> _Directions for this task_:
Repeat the entries verbatim.
------------------------------------
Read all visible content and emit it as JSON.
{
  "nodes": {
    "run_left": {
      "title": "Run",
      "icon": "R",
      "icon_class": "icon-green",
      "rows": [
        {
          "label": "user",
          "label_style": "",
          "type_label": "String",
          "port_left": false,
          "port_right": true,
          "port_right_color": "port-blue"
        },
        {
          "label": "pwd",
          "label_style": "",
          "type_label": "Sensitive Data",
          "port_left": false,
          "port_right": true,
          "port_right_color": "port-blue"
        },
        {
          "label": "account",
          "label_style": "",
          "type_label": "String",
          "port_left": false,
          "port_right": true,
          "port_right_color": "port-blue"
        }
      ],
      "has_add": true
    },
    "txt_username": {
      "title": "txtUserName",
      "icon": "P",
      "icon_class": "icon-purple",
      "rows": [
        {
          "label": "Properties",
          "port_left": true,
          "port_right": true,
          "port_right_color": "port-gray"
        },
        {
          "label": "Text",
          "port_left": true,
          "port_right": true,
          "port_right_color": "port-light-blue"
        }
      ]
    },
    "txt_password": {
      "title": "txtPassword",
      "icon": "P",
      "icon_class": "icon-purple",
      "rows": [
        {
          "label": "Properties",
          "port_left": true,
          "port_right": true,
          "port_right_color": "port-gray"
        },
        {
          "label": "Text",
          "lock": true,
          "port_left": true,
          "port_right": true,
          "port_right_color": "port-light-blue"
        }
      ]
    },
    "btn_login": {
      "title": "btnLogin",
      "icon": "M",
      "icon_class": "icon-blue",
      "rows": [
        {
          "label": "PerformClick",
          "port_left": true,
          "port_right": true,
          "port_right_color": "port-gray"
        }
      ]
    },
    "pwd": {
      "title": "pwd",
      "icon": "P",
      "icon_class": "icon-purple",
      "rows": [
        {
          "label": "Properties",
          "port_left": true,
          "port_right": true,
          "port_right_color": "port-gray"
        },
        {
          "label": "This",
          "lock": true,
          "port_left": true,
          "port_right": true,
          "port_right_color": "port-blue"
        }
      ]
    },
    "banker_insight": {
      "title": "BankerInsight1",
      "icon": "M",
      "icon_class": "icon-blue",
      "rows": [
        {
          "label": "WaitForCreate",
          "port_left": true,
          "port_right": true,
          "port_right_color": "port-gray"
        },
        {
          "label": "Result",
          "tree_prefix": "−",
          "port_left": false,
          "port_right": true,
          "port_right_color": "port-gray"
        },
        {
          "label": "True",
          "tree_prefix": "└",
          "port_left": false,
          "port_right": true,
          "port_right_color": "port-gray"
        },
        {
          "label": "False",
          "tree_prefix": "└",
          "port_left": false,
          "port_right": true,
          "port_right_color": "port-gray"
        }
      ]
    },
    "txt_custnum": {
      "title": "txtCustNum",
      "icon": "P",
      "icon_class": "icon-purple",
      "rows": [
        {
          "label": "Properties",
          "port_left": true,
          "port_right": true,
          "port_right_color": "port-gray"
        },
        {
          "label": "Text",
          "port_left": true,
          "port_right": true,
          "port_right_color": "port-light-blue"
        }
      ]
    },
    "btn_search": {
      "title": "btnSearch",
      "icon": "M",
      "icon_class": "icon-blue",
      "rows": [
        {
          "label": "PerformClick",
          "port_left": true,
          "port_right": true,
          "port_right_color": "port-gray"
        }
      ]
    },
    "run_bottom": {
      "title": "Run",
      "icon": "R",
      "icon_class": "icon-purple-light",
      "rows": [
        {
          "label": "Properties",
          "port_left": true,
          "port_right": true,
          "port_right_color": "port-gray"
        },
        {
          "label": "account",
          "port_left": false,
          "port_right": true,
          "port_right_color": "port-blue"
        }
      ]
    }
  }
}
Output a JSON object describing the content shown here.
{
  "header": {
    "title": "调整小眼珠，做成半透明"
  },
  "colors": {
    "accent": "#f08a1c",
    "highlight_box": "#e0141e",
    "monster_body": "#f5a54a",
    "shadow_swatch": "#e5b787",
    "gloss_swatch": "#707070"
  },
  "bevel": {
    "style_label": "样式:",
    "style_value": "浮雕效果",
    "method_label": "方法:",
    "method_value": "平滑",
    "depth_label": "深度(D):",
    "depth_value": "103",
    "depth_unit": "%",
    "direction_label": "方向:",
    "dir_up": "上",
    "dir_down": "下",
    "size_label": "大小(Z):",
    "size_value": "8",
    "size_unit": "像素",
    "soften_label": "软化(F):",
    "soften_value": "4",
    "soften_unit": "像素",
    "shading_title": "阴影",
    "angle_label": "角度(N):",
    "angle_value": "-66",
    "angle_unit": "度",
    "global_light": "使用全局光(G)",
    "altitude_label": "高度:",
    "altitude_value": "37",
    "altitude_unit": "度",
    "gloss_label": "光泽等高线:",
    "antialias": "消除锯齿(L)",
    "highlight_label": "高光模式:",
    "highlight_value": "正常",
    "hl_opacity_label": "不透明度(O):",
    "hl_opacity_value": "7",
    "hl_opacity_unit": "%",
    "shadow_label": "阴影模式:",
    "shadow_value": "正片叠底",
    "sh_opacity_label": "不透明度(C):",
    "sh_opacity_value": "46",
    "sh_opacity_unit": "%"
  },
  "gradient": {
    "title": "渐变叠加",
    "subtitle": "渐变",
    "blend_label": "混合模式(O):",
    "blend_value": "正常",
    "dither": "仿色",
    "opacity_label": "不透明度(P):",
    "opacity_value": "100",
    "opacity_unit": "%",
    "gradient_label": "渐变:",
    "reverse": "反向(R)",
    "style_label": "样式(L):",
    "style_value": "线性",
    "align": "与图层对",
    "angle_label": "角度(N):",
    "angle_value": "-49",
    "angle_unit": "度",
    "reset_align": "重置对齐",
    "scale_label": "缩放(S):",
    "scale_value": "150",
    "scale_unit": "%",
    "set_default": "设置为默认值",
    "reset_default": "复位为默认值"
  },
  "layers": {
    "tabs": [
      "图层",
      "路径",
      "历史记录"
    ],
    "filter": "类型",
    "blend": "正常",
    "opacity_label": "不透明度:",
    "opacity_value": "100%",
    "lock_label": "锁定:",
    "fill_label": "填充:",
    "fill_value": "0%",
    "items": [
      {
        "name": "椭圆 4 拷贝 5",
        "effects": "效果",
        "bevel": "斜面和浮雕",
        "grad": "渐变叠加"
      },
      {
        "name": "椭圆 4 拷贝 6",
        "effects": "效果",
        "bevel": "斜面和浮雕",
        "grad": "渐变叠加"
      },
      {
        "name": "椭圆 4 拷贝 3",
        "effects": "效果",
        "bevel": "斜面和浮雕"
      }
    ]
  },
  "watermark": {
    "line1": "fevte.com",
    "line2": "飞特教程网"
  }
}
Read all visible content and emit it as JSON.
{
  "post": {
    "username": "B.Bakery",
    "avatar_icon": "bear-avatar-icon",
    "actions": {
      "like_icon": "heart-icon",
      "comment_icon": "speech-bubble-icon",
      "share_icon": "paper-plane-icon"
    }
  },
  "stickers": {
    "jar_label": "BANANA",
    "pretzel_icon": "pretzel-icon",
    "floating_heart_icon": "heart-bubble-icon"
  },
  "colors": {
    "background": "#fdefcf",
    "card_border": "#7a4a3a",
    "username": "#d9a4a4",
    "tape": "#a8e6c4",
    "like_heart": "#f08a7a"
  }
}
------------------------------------
> _Answer space_:
Read all visible content and emit it as JSON.
{
  "nodes": {
    "run_left": {
      "title": "Run",
      "icon": "R",
      "icon_class": "icon-green",
      "rows": [
        {
          "label": "user",
          "label_style": "",
          "type_label": "String",
          "port_left": false,
          "port_right": true,
          "port_right_color": "port-blue"
        },
        {
          "label": "pwd",
          "label_style": "",
          "type_label": "Sensitive Data",
          "port_left": false,
          "port_right": true,
          "port_right_color": "port-blue"
        },
        {
          "label": "account",
          "label_style": "",
          "type_label": "String",
          "port_left": false,
          "port_right": true,
          "port_right_color": "port-blue"
        }
      ],
      "has_add": true
    },
    "txt_username": {
      "title": "txtUserName",
      "icon": "P",
      "icon_class": "icon-purple",
      "rows": [
        {
          "label": "Properties",
          "port_left": true,
          "port_right": true,
          "port_right_color": "port-gray"
        },
        {
          "label": "Text",
          "port_left": true,
          "port_right": true,
          "port_right_color": "port-light-blue"
        }
      ]
    },
    "txt_password": {
      "title": "txtPassword",
      "icon": "P",
      "icon_class": "icon-purple",
      "rows": [
        {
          "label": "Properties",
          "port_left": true,
          "port_right": true,
          "port_right_color": "port-gray"
        },
        {
          "label": "Text",
          "lock": true,
          "port_left": true,
          "port_right": true,
          "port_right_color": "port-light-blue"
        }
      ]
    },
    "btn_login": {
      "title": "btnLogin",
      "icon": "M",
      "icon_class": "icon-blue",
      "rows": [
        {
          "label": "PerformClick",
          "port_left": true,
          "port_right": true,
          "port_right_color": "port-gray"
        }
      ]
    },
    "pwd": {
      "title": "pwd",
      "icon": "P",
      "icon_class": "icon-purple",
      "rows": [
        {
          "label": "Properties",
          "port_left": true,
          "port_right": true,
          "port_right_color": "port-gray"
        },
        {
          "label": "This",
          "lock": true,
          "port_left": true,
          "port_right": true,
          "port_right_color": "port-blue"
        }
      ]
    },
    "banker_insight": {
      "title": "BankerInsight1",
      "icon": "M",
      "icon_class": "icon-blue",
      "rows": [
        {
          "label": "WaitForCreate",
          "port_left": true,
          "port_right": true,
          "port_right_color": "port-gray"
        },
        {
          "label": "Result",
          "tree_prefix": "−",
          "port_left": false,
          "port_right": true,
          "port_right_color": "port-gray"
        },
        {
          "label": "True",
          "tree_prefix": "└",
          "port_left": false,
          "port_right": true,
          "port_right_color": "port-gray"
        },
        {
          "label": "False",
          "tree_prefix": "└",
          "port_left": false,
          "port_right": true,
          "port_right_color": "port-gray"
        }
      ]
    },
    "txt_custnum": {
      "title": "txtCustNum",
      "icon": "P",
      "icon_class": "icon-purple",
      "rows": [
        {
          "label": "Properties",
          "port_left": true,
          "port_right": true,
          "port_right_color": "port-gray"
        },
        {
          "label": "Text",
          "port_left": true,
          "port_right": true,
          "port_right_color": "port-light-blue"
        }
      ]
    },
    "btn_search": {
      "title": "btnSearch",
      "icon": "M",
      "icon_class": "icon-blue",
      "rows": [
        {
          "label": "PerformClick",
          "port_left": true,
          "port_right": true,
          "port_right_color": "port-gray"
        }
      ]
    },
    "run_bottom": {
      "title": "Run",
      "icon": "R",
      "icon_class": "icon-purple-light",
      "rows": [
        {
          "label": "Properties",
          "port_left": true,
          "port_right": true,
          "port_right_color": "port-gray"
        },
        {
          "label": "account",
          "port_left": false,
          "port_right": true,
          "port_right_color": "port-blue"
        }
      ]
    }
  }
}
Output a JSON object describing the content shown here.
{
  "header": {
    "title": "调整小眼珠，做成半透明"
  },
  "colors": {
    "accent": "#f08a1c",
    "highlight_box": "#e0141e",
    "monster_body": "#f5a54a",
    "shadow_swatch": "#e5b787",
    "gloss_swatch": "#707070"
  },
  "bevel": {
    "style_label": "样式:",
    "style_value": "浮雕效果",
    "method_label": "方法:",
    "method_value": "平滑",
    "depth_label": "深度(D):",
    "depth_value": "103",
    "depth_unit": "%",
    "direction_label": "方向:",
    "dir_up": "上",
    "dir_down": "下",
    "size_label": "大小(Z):",
    "size_value": "8",
    "size_unit": "像素",
    "soften_label": "软化(F):",
    "soften_value": "4",
    "soften_unit": "像素",
    "shading_title": "阴影",
    "angle_label": "角度(N):",
    "angle_value": "-66",
    "angle_unit": "度",
    "global_light": "使用全局光(G)",
    "altitude_label": "高度:",
    "altitude_value": "37",
    "altitude_unit": "度",
    "gloss_label": "光泽等高线:",
    "antialias": "消除锯齿(L)",
    "highlight_label": "高光模式:",
    "highlight_value": "正常",
    "hl_opacity_label": "不透明度(O):",
    "hl_opacity_value": "7",
    "hl_opacity_unit": "%",
    "shadow_label": "阴影模式:",
    "shadow_value": "正片叠底",
    "sh_opacity_label": "不透明度(C):",
    "sh_opacity_value": "46",
    "sh_opacity_unit": "%"
  },
  "gradient": {
    "title": "渐变叠加",
    "subtitle": "渐变",
    "blend_label": "混合模式(O):",
    "blend_value": "正常",
    "dither": "仿色",
    "opacity_label": "不透明度(P):",
    "opacity_value": "100",
    "opacity_unit": "%",
    "gradient_label": "渐变:",
    "reverse": "反向(R)",
    "style_label": "样式(L):",
    "style_value": "线性",
    "align": "与图层对",
    "angle_label": "角度(N):",
    "angle_value": "-49",
    "angle_unit": "度",
    "reset_align": "重置对齐",
    "scale_label": "缩放(S):",
    "scale_value": "150",
    "scale_unit": "%",
    "set_default": "设置为默认值",
    "reset_default": "复位为默认值"
  },
  "layers": {
    "tabs": [
      "图层",
      "路径",
      "历史记录"
    ],
    "filter": "类型",
    "blend": "正常",
    "opacity_label": "不透明度:",
    "opacity_value": "100%",
    "lock_label": "锁定:",
    "fill_label": "填充:",
    "fill_value": "0%",
    "items": [
      {
        "name": "椭圆 4 拷贝 5",
        "effects": "效果",
        "bevel": "斜面和浮雕",
        "grad": "渐变叠加"
      },
      {
        "name": "椭圆 4 拷贝 6",
        "effects": "效果",
        "bevel": "斜面和浮雕",
        "grad": "渐变叠加"
      },
      {
        "name": "椭圆 4 拷贝 3",
        "effects": "效果",
        "bevel": "斜面和浮雕"
      }
    ]
  },
  "watermark": {
    "line1": "fevte.com",
    "line2": "飞特教程网"
  }
}
Read all visible content and emit it as JSON.
{
  "post": {
    "username": "B.Bakery",
    "avatar_icon": "bear-avatar-icon",
    "actions": {
      "like_icon": "heart-icon",
      "comment_icon": "speech-bubble-icon",
      "share_icon": "paper-plane-icon"
    }
  },
  "stickers": {
    "jar_label": "BANANA",
    "pretzel_icon": "pretzel-icon",
    "floating_heart_icon": "heart-bubble-icon"
  },
  "colors": {
    "background": "#fdefcf",
    "card_border": "#7a4a3a",
    "username": "#d9a4a4",
    "tape": "#a8e6c4",
    "like_heart": "#f08a7a"
  }
}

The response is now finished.